      The increasing demand for healthy food products has promoted the use of germinated seeds to produce functional flours. In this study, germination conditions were optimized in barley grains with the aim to produce flours with high nutritional and biofunctional potential using response surface methodology (RSM). The impact of germination time (0.8–6 days) and temperature (12–20 °C) on barley quality was studied. Non-germinated barley was used as the control. The content of vitamins B1, B2 and C, and proteins increased notably after germination, especially at longer times, while levels of fat, carbohydrates, fibre, and β-glucan were reduced. Total phenolic compounds, γ-aminobutyric acid and antioxidant activity determined by Oxygen Radical Absorbance Capacity increased between 2-fold and 4-fold during sprouting, depending on germination conditions and this increase was more pronounced at higher temperatures (16–20 °C) and longer times (5–6 days). Procyanidin B and ferulic acid were the main phenolics in the soluble and insoluble fraction, respectively. Procyanidin B levels decreased while bound ferulic acid content increased during germination. Germinated barley flours exhibited lower brightness and a higher glycemic index than the control ones. This study shows that germination at 16 °C for 3.5 days was the optimum process to obtain nutritious and functional barley flours. Under these conditions, sprouts retained 87% of the initial β-glucan content, and exhibited levels of ascorbic acid, riboflavin, phenolic compounds and GABA between 1.4-fold and 2.5-fold higher than the non-sprouted grain.
    • Sprouted Barley Flour as a Nutritious and Functional Ingredient

      Rico, Daniel; Peñas, Elena; García, María del Carmen; Martínez-Villaluenga, Cristina; Rai, Dilip K.; Birsan, Rares I.; Frias, Juana; Martín-Diana, Ana B.; Agrotechnological Institute (ITACyL); European Union; et al. (MDPI AG, 2020-03-05)

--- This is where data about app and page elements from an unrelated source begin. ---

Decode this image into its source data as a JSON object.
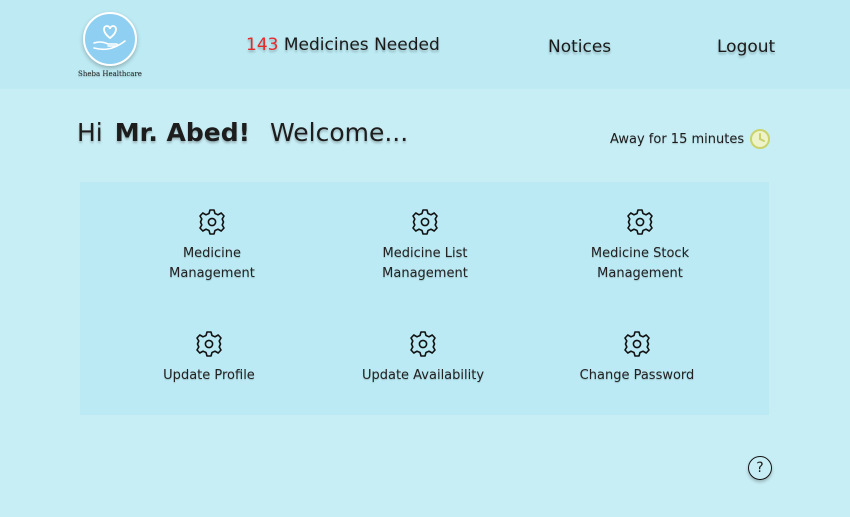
{
  "brand": {
    "name": "Sheba Healthcare",
    "logo_icon": "heart-in-hand-icon"
  },
  "nav": {
    "needed_count": "143",
    "needed_label": "Medicines Needed",
    "notices": "Notices",
    "logout": "Logout"
  },
  "greeting": {
    "hi": "Hi",
    "name": "Mr. Abed!",
    "welcome": "Welcome..."
  },
  "status": {
    "away_text": "Away for 15 minutes",
    "icon": "clock-icon",
    "icon_color": "#c9d36a"
  },
  "tiles": [
    {
      "label_line1": "Medicine",
      "label_line2": "Management",
      "icon": "gear-icon"
    },
    {
      "label_line1": "Medicine List",
      "label_line2": "Management",
      "icon": "gear-icon"
    },
    {
      "label_line1": "Medicine Stock",
      "label_line2": "Management",
      "icon": "gear-icon"
    },
    {
      "label_line1": "Update Profile",
      "icon": "gear-icon"
    },
    {
      "label_line1": "Update Availability",
      "icon": "gear-icon"
    },
    {
      "label_line1": "Change Password",
      "icon": "gear-icon"
    }
  ],
  "help": {
    "symbol": "?",
    "icon": "help-icon"
  },
  "colors": {
    "background": "#c8eef5",
    "topbar": "#bdeaf3",
    "panel": "#bbeaf4",
    "alert": "#e52a2a"
  }
}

      The increasing demand for healthy food products has promoted the use of germinated seeds to produce functional flours. In this study, germination conditions were optimized in barley grains with the aim to produce flours with high nutritional and biofunctional potential using response surface methodology (RSM). The impact of germination time (0.8–6 days) and temperature (12–20 °C) on barley quality was studied. Non-germinated barley was used as the control. The content of vitamins B1, B2 and C, and proteins increased notably after germination, especially at longer times, while levels of fat, carbohydrates, fibre, and β-glucan were reduced. Total phenolic compounds, γ-aminobutyric acid and antioxidant activity determined by Oxygen Radical Absorbance Capacity increased between 2-fold and 4-fold during sprouting, depending on germination conditions and this increase was more pronounced at higher temperatures (16–20 °C) and longer times (5–6 days). Procyanidin B and ferulic acid were the main phenolics in the soluble and insoluble fraction, respectively. Procyanidin B levels decreased while bound ferulic acid content increased during germination. Germinated barley flours exhibited lower brightness and a higher glycemic index than the control ones. This study shows that germination at 16 °C for 3.5 days was the optimum process to obtain nutritious and functional barley flours. Under these conditions, sprouts retained 87% of the initial β-glucan content, and exhibited levels of ascorbic acid, riboflavin, phenolic compounds and GABA between 1.4-fold and 2.5-fold higher than the non-sprouted grain.